Page and application data records

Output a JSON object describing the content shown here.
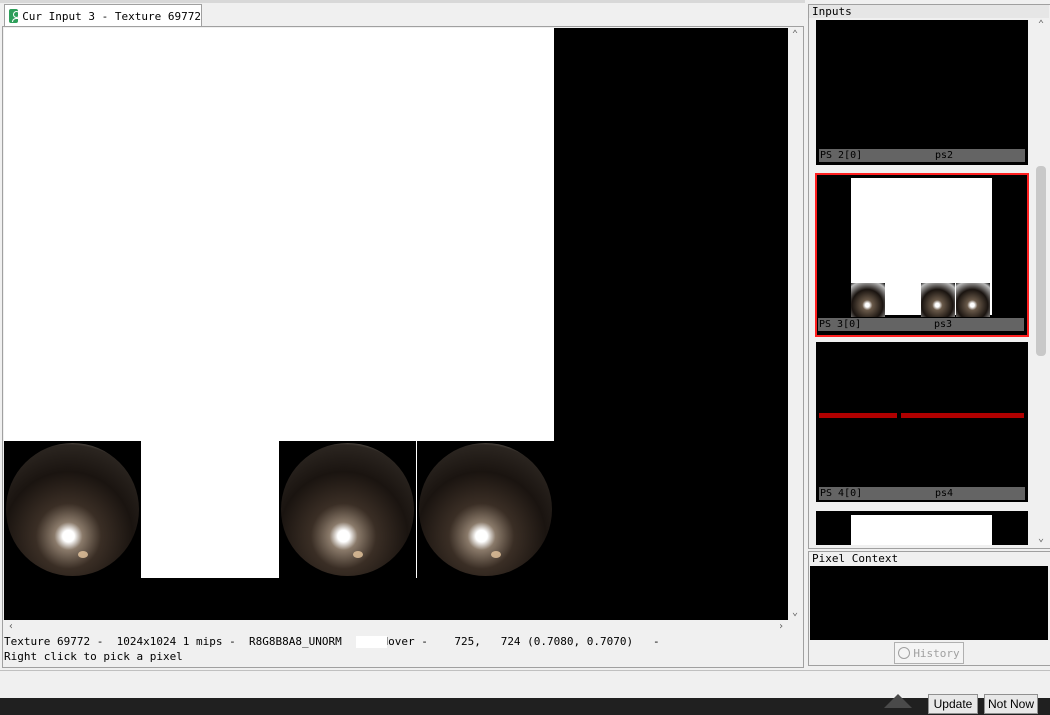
{
  "tab": {
    "title": "Cur Input 3 - Texture 69772"
  },
  "status": {
    "line1": "Texture 69772 -  1024x1024 1 mips -  R8G8B8A8_UNORM      Hover -    725,   724 (0.7080, 0.7070)   -",
    "line2": "Right click to pick a pixel"
  },
  "inputs_panel": {
    "title": "Inputs",
    "thumbnails": [
      {
        "left": "PS 2[0]",
        "right": "ps2",
        "selected": false
      },
      {
        "left": "PS 3[0]",
        "right": "ps3",
        "selected": true
      },
      {
        "left": "PS 4[0]",
        "right": "ps4",
        "selected": false
      }
    ]
  },
  "pixel_context": {
    "title": "Pixel Context",
    "history_label": "History"
  },
  "notification": {
    "update_label": "Update",
    "not_now_label": "Not Now"
  },
  "colors": {
    "selected_border": "#ff2020",
    "hover_swatch": "#ffffff",
    "red_line": "#b00000"
  },
  "icons": {
    "tab": "texture-viewer-icon",
    "history": "history-icon",
    "scroll_up": "arrow-up",
    "scroll_down": "arrow-down",
    "scroll_left": "arrow-left",
    "scroll_right": "arrow-right"
  }
}
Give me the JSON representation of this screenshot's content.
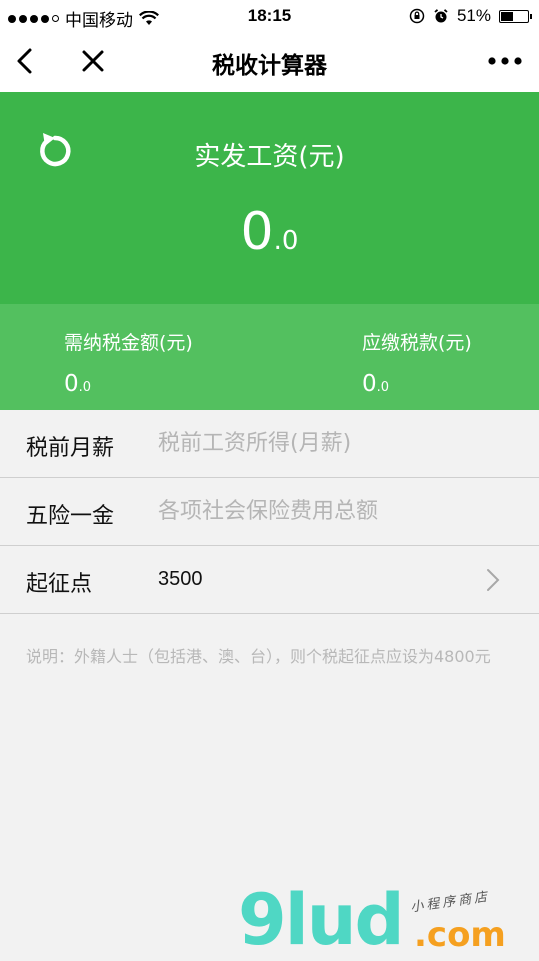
{
  "status_bar": {
    "carrier": "中国移动",
    "time": "18:15",
    "battery": "51%",
    "battery_level": 0.51
  },
  "nav": {
    "title": "税收计算器",
    "back_icon": "chevron-left-icon",
    "close_icon": "close-icon",
    "more_icon": "more-dots-icon"
  },
  "hero": {
    "label": "实发工资(元)",
    "amount_int": "0",
    "amount_dec": ".0",
    "refresh_icon": "refresh-icon"
  },
  "summary": {
    "tax_label": "需纳税金额(元)",
    "tax_int": "0",
    "tax_dec": ".0",
    "payable_label": "应缴税款(元)",
    "payable_int": "0",
    "payable_dec": ".0"
  },
  "form": {
    "salary_label": "税前月薪",
    "salary_placeholder": "税前工资所得(月薪)",
    "insurance_label": "五险一金",
    "insurance_placeholder": "各项社会保险费用总额",
    "threshold_label": "起征点",
    "threshold_value": "3500"
  },
  "note": "说明：外籍人士（包括港、澳、台），则个税起征点应设为4800元",
  "watermark": {
    "brand": "9lud",
    "domain": ".com",
    "tagline": "小程序商店"
  },
  "colors": {
    "primary": "#3cb54a",
    "secondary": "#53c05f",
    "background": "#f2f2f2"
  }
}
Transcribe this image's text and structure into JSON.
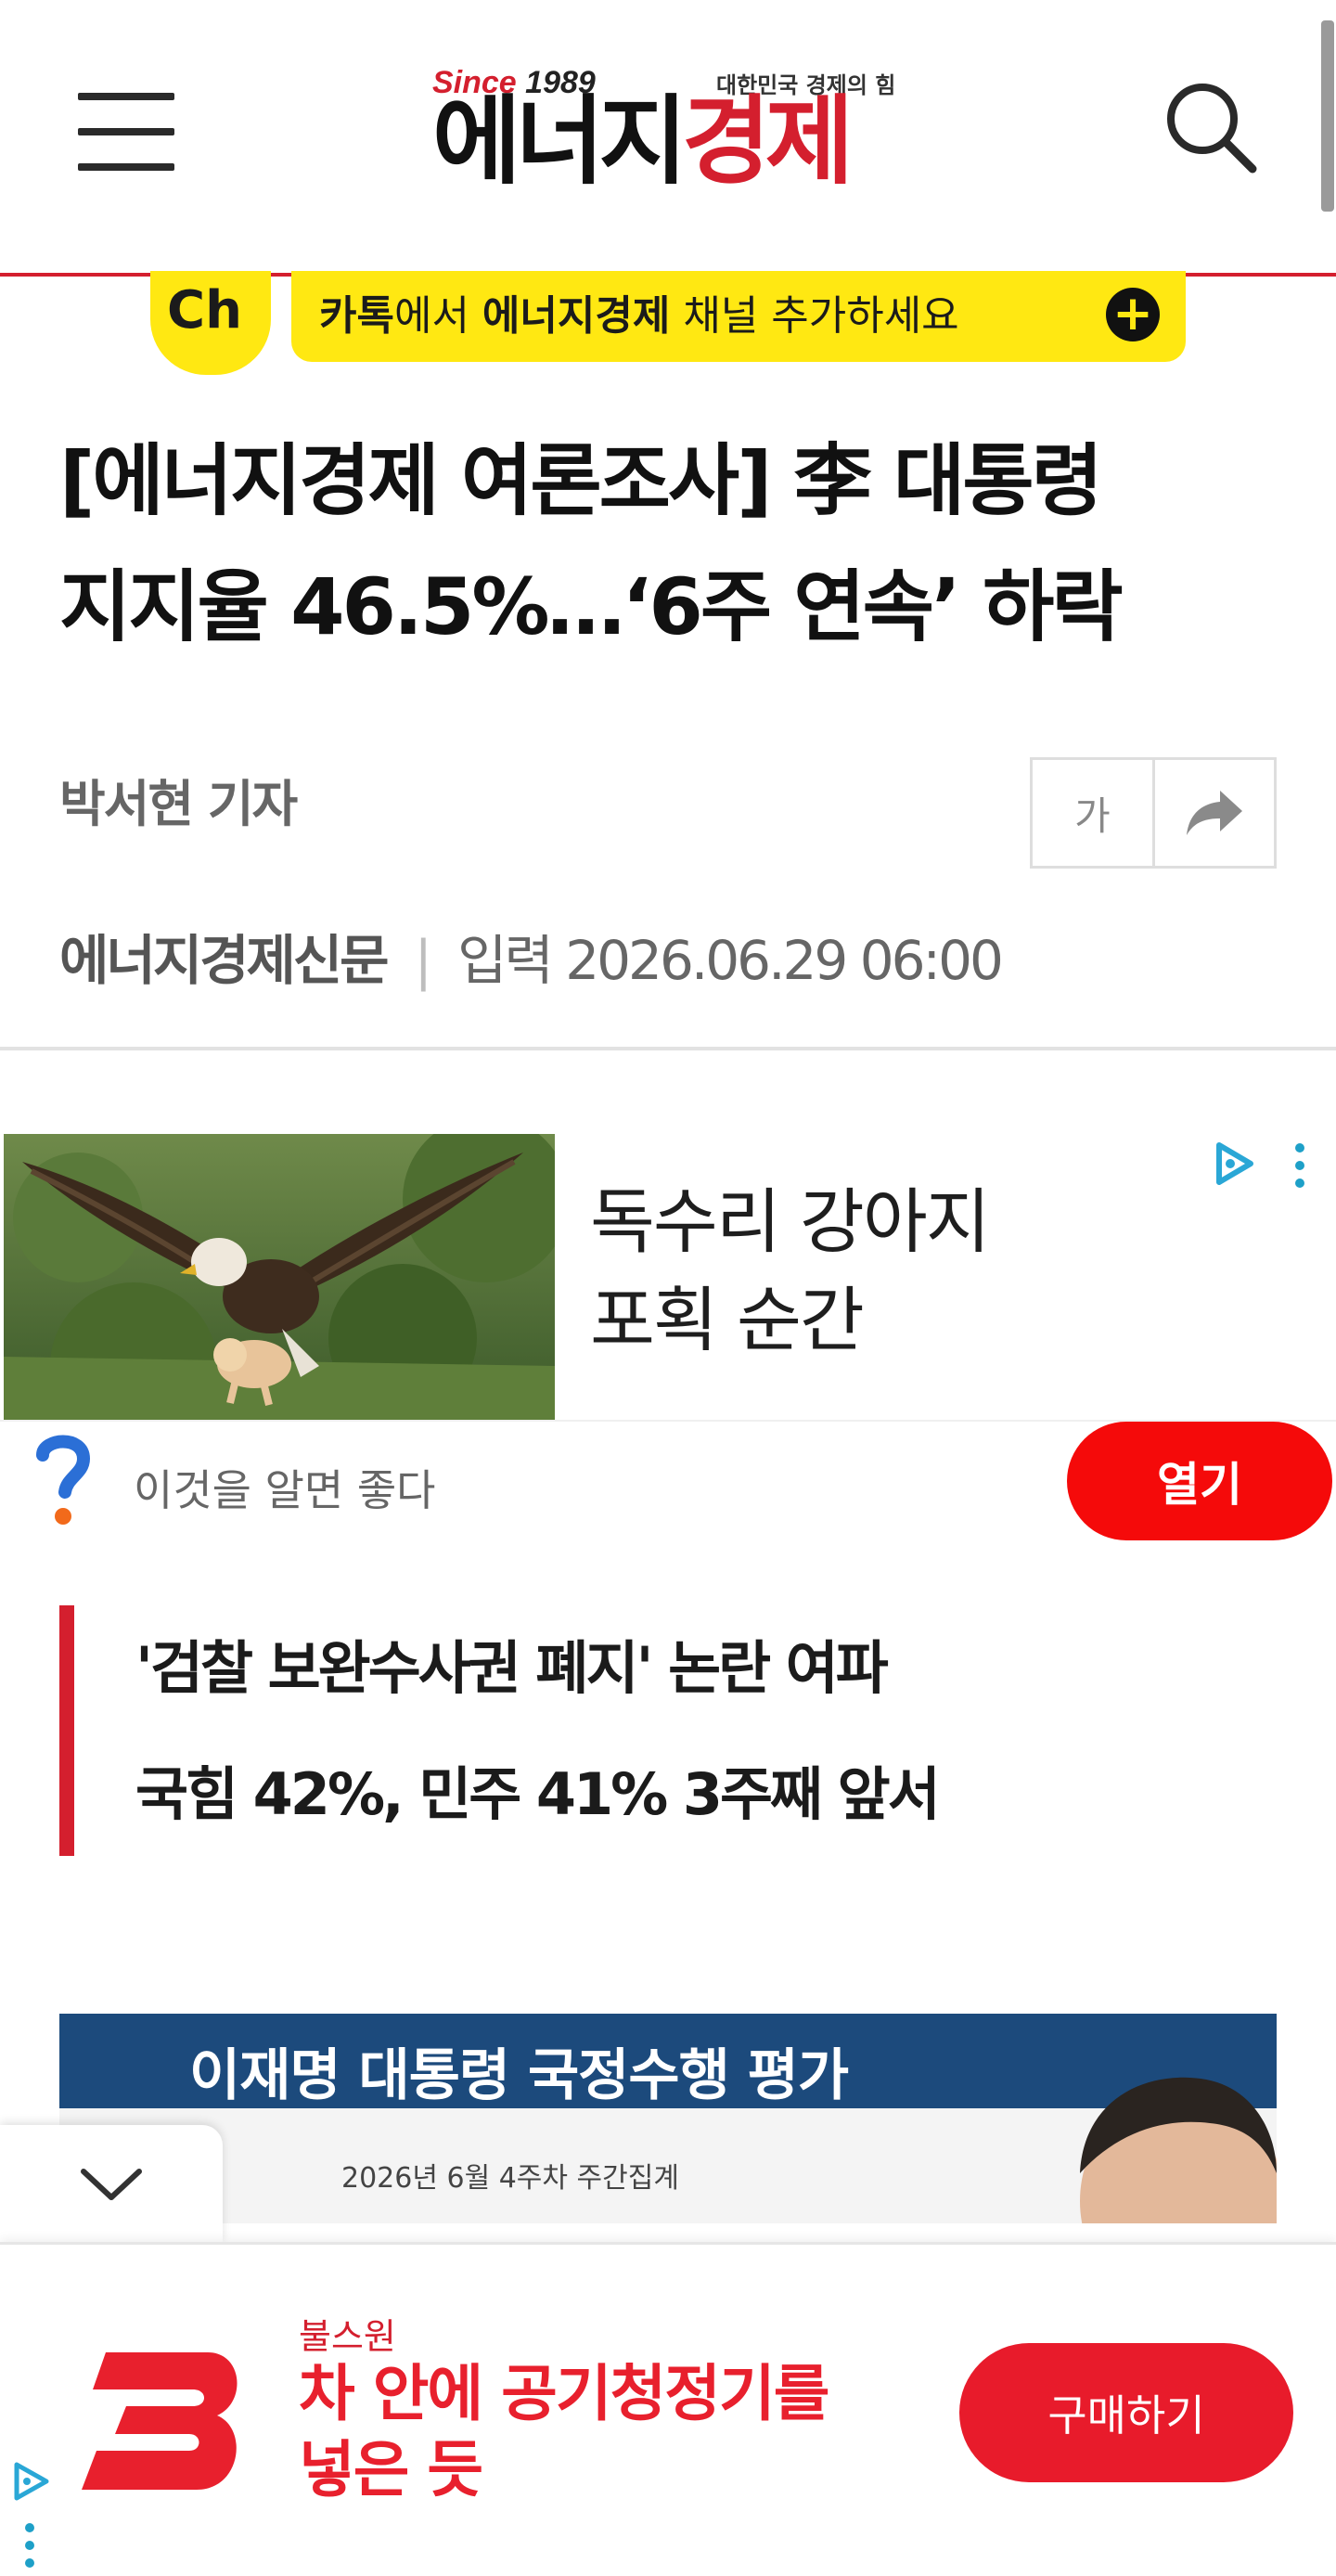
{
  "header": {
    "logo_since": "Since",
    "logo_year": "1989",
    "logo_tagline": "대한민국 경제의 힘",
    "logo_name_part1": "에너지",
    "logo_name_part2": "경제",
    "colors": {
      "brand_red": "#d41f2e"
    }
  },
  "kakao_banner": {
    "badge": "Ch",
    "text_part1": "카톡",
    "text_part2": "에서 ",
    "text_part3": "에너지경제",
    "text_part4": " 채널 추가하세요",
    "plus": "+"
  },
  "article": {
    "headline_line1": "[에너지경제 여론조사] 李 대통령",
    "headline_line2": "지지율 46.5%…‘6주 연속’ 하락",
    "author": "박서현 기자",
    "font_button": "가",
    "source": "에너지경제신문",
    "separator": "|",
    "published": "입력 2026.06.29 06:00",
    "subheads": [
      "'검찰 보완수사권 폐지' 논란 여파",
      "국힘 42%, 민주 41% 3주째 앞서"
    ],
    "image": {
      "title": "이재명 대통령 국정수행 평가",
      "subtitle": "2026년 6월 4주차 주간집계"
    }
  },
  "ad_card": {
    "title_line1": "독수리 강아지",
    "title_line2": "포획 순간",
    "source": "이것을 알면 좋다",
    "open_button": "열기",
    "open_color": "#f50a0a"
  },
  "bottom_ad": {
    "brand": "불스원",
    "headline_line1": "차 안에 공기청정기를",
    "headline_line2": "넣은 듯",
    "buy_button": "구매하기",
    "brand_color": "#e81b2b"
  }
}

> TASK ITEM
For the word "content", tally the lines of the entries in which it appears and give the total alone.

> PROBLEM SOLUTION
2